### YOUR GOAL
Among the entries below, find each line with "decimal" and show it.

(LISTED ENTRIES)

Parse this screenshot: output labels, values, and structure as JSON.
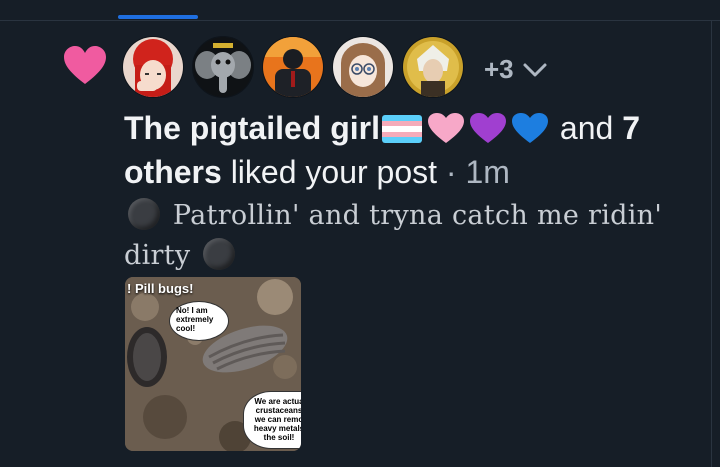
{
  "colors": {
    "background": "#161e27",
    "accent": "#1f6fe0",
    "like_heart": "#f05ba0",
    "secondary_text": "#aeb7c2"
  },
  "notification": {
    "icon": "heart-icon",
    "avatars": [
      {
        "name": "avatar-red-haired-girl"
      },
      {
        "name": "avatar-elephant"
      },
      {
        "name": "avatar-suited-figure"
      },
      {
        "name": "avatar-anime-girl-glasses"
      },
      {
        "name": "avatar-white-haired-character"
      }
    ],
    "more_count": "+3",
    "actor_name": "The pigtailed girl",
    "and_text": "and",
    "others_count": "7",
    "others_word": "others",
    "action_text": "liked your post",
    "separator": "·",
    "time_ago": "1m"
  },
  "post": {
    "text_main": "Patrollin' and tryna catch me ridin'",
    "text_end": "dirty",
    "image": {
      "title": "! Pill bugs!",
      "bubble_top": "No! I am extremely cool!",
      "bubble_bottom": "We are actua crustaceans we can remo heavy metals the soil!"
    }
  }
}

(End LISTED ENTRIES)
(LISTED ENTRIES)

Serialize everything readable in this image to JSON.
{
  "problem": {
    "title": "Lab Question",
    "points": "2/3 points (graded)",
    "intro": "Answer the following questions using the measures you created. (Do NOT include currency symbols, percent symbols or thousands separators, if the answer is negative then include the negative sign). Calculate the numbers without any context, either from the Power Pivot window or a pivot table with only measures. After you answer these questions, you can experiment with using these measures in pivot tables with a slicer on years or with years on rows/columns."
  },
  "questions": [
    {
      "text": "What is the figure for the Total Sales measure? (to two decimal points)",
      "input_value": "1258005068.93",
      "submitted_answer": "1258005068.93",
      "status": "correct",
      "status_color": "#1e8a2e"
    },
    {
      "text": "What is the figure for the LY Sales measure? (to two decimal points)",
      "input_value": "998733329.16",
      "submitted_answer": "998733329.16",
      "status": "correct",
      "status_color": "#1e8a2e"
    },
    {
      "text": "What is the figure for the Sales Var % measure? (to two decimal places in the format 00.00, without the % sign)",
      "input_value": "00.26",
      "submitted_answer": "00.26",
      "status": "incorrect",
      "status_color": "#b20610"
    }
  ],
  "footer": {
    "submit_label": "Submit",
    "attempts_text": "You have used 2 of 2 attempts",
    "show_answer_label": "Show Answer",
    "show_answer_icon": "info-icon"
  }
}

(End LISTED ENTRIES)

### EXERCISE RESULT
      "text": "What is the figure for the Total Sales measure? (to two decimal points)",
      "text": "What is the figure for the LY Sales measure? (to two decimal points)",
      "text": "What is the figure for the Sales Var % measure? (to two decimal places in the format 00.00, without the % sign)",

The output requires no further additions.